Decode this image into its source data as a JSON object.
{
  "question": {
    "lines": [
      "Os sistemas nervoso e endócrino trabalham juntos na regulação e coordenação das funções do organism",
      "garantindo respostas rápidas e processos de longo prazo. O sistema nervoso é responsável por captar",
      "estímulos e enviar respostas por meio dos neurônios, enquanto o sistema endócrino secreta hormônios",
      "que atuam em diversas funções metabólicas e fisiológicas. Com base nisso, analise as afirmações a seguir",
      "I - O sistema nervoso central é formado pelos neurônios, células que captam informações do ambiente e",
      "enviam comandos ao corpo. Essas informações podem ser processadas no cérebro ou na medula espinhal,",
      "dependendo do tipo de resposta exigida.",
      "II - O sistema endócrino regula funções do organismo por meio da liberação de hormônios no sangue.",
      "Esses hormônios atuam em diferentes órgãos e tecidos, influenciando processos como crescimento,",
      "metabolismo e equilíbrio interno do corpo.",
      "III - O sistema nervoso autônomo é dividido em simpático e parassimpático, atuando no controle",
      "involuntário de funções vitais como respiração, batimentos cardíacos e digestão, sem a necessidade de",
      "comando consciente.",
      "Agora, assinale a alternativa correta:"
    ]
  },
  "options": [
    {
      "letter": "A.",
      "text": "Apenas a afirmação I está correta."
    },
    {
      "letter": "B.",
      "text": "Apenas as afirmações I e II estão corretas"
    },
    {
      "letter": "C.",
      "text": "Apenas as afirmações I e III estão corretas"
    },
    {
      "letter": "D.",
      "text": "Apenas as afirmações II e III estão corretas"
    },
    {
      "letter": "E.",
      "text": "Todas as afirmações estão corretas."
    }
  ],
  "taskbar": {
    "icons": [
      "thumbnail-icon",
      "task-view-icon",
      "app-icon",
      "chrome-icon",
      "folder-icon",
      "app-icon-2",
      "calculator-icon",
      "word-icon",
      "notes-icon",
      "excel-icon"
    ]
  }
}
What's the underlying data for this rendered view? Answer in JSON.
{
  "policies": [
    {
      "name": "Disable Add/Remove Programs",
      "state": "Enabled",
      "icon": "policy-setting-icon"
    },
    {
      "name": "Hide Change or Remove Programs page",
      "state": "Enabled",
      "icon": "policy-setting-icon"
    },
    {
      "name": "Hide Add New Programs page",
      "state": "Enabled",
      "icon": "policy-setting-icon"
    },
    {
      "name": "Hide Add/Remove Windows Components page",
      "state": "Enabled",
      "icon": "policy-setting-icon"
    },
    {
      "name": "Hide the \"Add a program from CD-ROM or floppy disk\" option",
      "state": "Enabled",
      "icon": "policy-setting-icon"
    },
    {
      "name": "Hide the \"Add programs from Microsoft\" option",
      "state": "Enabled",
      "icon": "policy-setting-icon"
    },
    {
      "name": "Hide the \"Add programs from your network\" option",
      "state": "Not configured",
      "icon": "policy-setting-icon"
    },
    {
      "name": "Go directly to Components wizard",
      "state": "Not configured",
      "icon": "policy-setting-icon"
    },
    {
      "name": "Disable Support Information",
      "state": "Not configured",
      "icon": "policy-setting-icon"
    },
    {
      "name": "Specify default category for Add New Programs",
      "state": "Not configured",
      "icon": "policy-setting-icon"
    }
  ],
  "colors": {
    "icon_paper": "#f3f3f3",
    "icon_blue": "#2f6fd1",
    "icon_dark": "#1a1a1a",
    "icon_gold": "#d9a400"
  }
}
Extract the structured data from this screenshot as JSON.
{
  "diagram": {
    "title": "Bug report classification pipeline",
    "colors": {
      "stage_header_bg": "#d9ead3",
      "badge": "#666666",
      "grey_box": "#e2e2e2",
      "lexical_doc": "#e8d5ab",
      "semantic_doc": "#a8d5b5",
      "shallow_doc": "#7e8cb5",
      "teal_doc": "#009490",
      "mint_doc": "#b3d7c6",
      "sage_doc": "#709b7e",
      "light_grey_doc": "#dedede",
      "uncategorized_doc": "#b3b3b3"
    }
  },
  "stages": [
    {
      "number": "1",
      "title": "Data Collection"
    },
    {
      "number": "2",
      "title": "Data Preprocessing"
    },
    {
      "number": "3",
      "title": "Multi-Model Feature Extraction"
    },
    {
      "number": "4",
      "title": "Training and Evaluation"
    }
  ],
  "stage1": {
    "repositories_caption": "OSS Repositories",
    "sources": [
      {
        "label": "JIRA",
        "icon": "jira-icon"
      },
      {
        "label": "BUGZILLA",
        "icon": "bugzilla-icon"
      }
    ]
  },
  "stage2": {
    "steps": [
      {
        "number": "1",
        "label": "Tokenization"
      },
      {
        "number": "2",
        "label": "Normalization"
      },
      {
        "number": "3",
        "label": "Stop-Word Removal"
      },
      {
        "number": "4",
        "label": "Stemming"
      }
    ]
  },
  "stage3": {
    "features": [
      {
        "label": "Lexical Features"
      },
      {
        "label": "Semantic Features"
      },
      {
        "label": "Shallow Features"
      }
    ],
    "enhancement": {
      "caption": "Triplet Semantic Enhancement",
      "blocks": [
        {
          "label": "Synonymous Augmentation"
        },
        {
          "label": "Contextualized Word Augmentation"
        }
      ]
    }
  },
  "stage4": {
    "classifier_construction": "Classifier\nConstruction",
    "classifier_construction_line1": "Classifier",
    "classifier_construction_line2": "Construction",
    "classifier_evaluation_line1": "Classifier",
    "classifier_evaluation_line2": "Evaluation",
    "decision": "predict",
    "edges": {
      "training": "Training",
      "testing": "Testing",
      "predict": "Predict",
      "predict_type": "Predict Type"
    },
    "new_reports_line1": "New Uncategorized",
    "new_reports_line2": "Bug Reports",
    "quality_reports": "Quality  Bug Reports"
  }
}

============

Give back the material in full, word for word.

▸ Output:
Decode this image into its source data as a JSON object.
{
  "question": {
    "lines": [
      "Os sistemas nervoso e endócrino trabalham juntos na regulação e coordenação das funções do organism",
      "garantindo respostas rápidas e processos de longo prazo. O sistema nervoso é responsável por captar",
      "estímulos e enviar respostas por meio dos neurônios, enquanto o sistema endócrino secreta hormônios",
      "que atuam em diversas funções metabólicas e fisiológicas. Com base nisso, analise as afirmações a seguir",
      "I - O sistema nervoso central é formado pelos neurônios, células que captam informações do ambiente e",
      "enviam comandos ao corpo. Essas informações podem ser processadas no cérebro ou na medula espinhal,",
      "dependendo do tipo de resposta exigida.",
      "II - O sistema endócrino regula funções do organismo por meio da liberação de hormônios no sangue.",
      "Esses hormônios atuam em diferentes órgãos e tecidos, influenciando processos como crescimento,",
      "metabolismo e equilíbrio interno do corpo.",
      "III - O sistema nervoso autônomo é dividido em simpático e parassimpático, atuando no controle",
      "involuntário de funções vitais como respiração, batimentos cardíacos e digestão, sem a necessidade de",
      "comando consciente.",
      "Agora, assinale a alternativa correta:"
    ]
  },
  "options": [
    {
      "letter": "A.",
      "text": "Apenas a afirmação I está correta."
    },
    {
      "letter": "B.",
      "text": "Apenas as afirmações I e II estão corretas"
    },
    {
      "letter": "C.",
      "text": "Apenas as afirmações I e III estão corretas"
    },
    {
      "letter": "D.",
      "text": "Apenas as afirmações II e III estão corretas"
    },
    {
      "letter": "E.",
      "text": "Todas as afirmações estão corretas."
    }
  ],
  "taskbar": {
    "icons": [
      "thumbnail-icon",
      "task-view-icon",
      "app-icon",
      "chrome-icon",
      "folder-icon",
      "app-icon-2",
      "calculator-icon",
      "word-icon",
      "notes-icon",
      "excel-icon"
    ]
  }
}
What's the underlying data for this rendered view? Answer in JSON.
{
  "policies": [
    {
      "name": "Disable Add/Remove Programs",
      "state": "Enabled",
      "icon": "policy-setting-icon"
    },
    {
      "name": "Hide Change or Remove Programs page",
      "state": "Enabled",
      "icon": "policy-setting-icon"
    },
    {
      "name": "Hide Add New Programs page",
      "state": "Enabled",
      "icon": "policy-setting-icon"
    },
    {
      "name": "Hide Add/Remove Windows Components page",
      "state": "Enabled",
      "icon": "policy-setting-icon"
    },
    {
      "name": "Hide the \"Add a program from CD-ROM or floppy disk\" option",
      "state": "Enabled",
      "icon": "policy-setting-icon"
    },
    {
      "name": "Hide the \"Add programs from Microsoft\" option",
      "state": "Enabled",
      "icon": "policy-setting-icon"
    },
    {
      "name": "Hide the \"Add programs from your network\" option",
      "state": "Not configured",
      "icon": "policy-setting-icon"
    },
    {
      "name": "Go directly to Components wizard",
      "state": "Not configured",
      "icon": "policy-setting-icon"
    },
    {
      "name": "Disable Support Information",
      "state": "Not configured",
      "icon": "policy-setting-icon"
    },
    {
      "name": "Specify default category for Add New Programs",
      "state": "Not configured",
      "icon": "policy-setting-icon"
    }
  ],
  "colors": {
    "icon_paper": "#f3f3f3",
    "icon_blue": "#2f6fd1",
    "icon_dark": "#1a1a1a",
    "icon_gold": "#d9a400"
  }
}
Extract the structured data from this screenshot as JSON.
{
  "diagram": {
    "title": "Bug report classification pipeline",
    "colors": {
      "stage_header_bg": "#d9ead3",
      "badge": "#666666",
      "grey_box": "#e2e2e2",
      "lexical_doc": "#e8d5ab",
      "semantic_doc": "#a8d5b5",
      "shallow_doc": "#7e8cb5",
      "teal_doc": "#009490",
      "mint_doc": "#b3d7c6",
      "sage_doc": "#709b7e",
      "light_grey_doc": "#dedede",
      "uncategorized_doc": "#b3b3b3"
    }
  },
  "stages": [
    {
      "number": "1",
      "title": "Data Collection"
    },
    {
      "number": "2",
      "title": "Data Preprocessing"
    },
    {
      "number": "3",
      "title": "Multi-Model Feature Extraction"
    },
    {
      "number": "4",
      "title": "Training and Evaluation"
    }
  ],
  "stage1": {
    "repositories_caption": "OSS Repositories",
    "sources": [
      {
        "label": "JIRA",
        "icon": "jira-icon"
      },
      {
        "label": "BUGZILLA",
        "icon": "bugzilla-icon"
      }
    ]
  },
  "stage2": {
    "steps": [
      {
        "number": "1",
        "label": "Tokenization"
      },
      {
        "number": "2",
        "label": "Normalization"
      },
      {
        "number": "3",
        "label": "Stop-Word Removal"
      },
      {
        "number": "4",
        "label": "Stemming"
      }
    ]
  },
  "stage3": {
    "features": [
      {
        "label": "Lexical Features"
      },
      {
        "label": "Semantic Features"
      },
      {
        "label": "Shallow Features"
      }
    ],
    "enhancement": {
      "caption": "Triplet Semantic Enhancement",
      "blocks": [
        {
          "label": "Synonymous Augmentation"
        },
        {
          "label": "Contextualized Word Augmentation"
        }
      ]
    }
  },
  "stage4": {
    "classifier_construction": "Classifier\nConstruction",
    "classifier_construction_line1": "Classifier",
    "classifier_construction_line2": "Construction",
    "classifier_evaluation_line1": "Classifier",
    "classifier_evaluation_line2": "Evaluation",
    "decision": "predict",
    "edges": {
      "training": "Training",
      "testing": "Testing",
      "predict": "Predict",
      "predict_type": "Predict Type"
    },
    "new_reports_line1": "New Uncategorized",
    "new_reports_line2": "Bug Reports",
    "quality_reports": "Quality  Bug Reports"
  }
}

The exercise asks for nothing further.